of the crew. The third remains had no tags, but were identified as SP4
Kusick, radio operator of the reconnaissance team, as the long antenna from
his PRC-25 radio were found on his body. CAPT Young had survived and was
rescued 17 hours after the crash of the aircraft.
About 34 meters downhill from the wreckage, another set of remains were
found which were readily identified as MSGT Baxter from the facial features.
No trace was found of the third crew member. The remains of the two crewmen
and Kusick were removed from the aircraft and placed with MSGT Baxter's
remains so they could be hoisted as one lift into a hovering helicopter. The
identificaton tags of the crewmembers were placed with the remains. Weather
conditions and enemy action would not permit helicopters to make the
extraction either that day or the day following.
The remains of the crew and passengers aboard Jolly Green 26 were never
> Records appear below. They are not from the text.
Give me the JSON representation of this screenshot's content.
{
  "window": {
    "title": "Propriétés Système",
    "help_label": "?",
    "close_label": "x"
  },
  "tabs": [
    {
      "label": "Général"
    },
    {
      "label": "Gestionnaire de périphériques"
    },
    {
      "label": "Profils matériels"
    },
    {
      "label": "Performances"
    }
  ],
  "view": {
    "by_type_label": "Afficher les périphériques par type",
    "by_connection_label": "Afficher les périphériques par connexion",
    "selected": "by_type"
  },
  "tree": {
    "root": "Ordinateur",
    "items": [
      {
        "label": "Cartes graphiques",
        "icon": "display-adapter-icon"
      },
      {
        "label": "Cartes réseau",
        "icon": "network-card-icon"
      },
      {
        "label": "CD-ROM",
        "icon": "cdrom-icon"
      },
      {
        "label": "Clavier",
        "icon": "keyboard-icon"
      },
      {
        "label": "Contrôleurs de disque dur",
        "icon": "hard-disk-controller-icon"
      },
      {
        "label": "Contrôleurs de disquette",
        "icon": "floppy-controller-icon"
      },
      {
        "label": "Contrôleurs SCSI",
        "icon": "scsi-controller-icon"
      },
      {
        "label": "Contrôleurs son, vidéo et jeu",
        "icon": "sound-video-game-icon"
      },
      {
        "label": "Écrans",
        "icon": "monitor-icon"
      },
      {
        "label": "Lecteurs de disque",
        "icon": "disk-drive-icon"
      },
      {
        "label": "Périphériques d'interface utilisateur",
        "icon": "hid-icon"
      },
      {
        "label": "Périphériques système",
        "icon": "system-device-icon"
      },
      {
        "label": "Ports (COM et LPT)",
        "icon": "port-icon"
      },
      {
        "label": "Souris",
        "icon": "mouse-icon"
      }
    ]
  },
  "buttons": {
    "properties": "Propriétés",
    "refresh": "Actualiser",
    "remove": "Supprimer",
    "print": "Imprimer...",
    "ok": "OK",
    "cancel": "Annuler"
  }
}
recovered. Although the location of the crash is known, the bodies of the
crew and recon team who died still lie on foreign soil. The five are among
nearly 600 Americans lost in Laos. Not one prisoner was released from Laos,
and few remains have been recovered.
While it is a great sadness to know a loved one is dead and his body is
lying far from home, the greater tragedy is those known to have been
prisoners of war who did not return, and those who are missing in action.
Since the war ended, "several million documents" and "over 250,000
interviews" have been reviewed relating to Americans prisoner, missing or
unaccounted for in Southeast Asia. Many officials who have reviewed this
largely-classified information are convinced that hundreds of Americans are
still alive in captivity today.
These reports increase the agony for families who want to know what happened
to their sons, fathers and brothers. If, as the U.S. Government seems to
believe, all the men are dead, it's time the information was declassified so
that all can understand the fates of these heroes. If, as many believe, men
are still alive, it's time they were brought home to bring the war in
Vietnam to an honorable end.
Subject: Bio Correction
Date: Mon, 12 Mar 2001 23:00:21 EST
I wanted to point out a possible error in the bios you have listed for Capt
Ralph Wayne Brower, SSgt Eugene Lunsford Clay, Sgt Larry Wayne Maysey, MSG
Bruce Raymond Baxter, and SP4 Joseph George Kusick. All of these gentlemen
were KIA during the shootdown of a USAF HH-3 Jolly Green helo on 9 Nov 1967.
The bios have a date of loss of 8 Nov 1967. The loss occurred in the early
morning of 9 Nov 1967. Also, there is no mention of SSgt Clay's remains
I've been researching this loss and have obtained a copy of a report from
the commanding officer of Kusick and Baxter. In that report, he states that
Clay's body was also found outside of the aircraft by the recovery team and
identification was made by ID tags. I also have a copy of the mission
report from "Crown 1", an HC-130 aircraft that was on station overhead that
day. That mission report confirms that all five KIA, three crewmembers and
two recon team members, were found and identified. Unfortunately, I can't
find anything that specifically says that Clay's remains, like the rest of
the HH-3 crew were placed with Baxter's. I can only assume that. The
bottom line is that all KIA were accounted for, but not extracted from the
I appreciate what you do on your web site, and I'm just trying to share
information I've obtained that will help you make it more accurate.
Jeff Nash (retired AF Master Sergeant)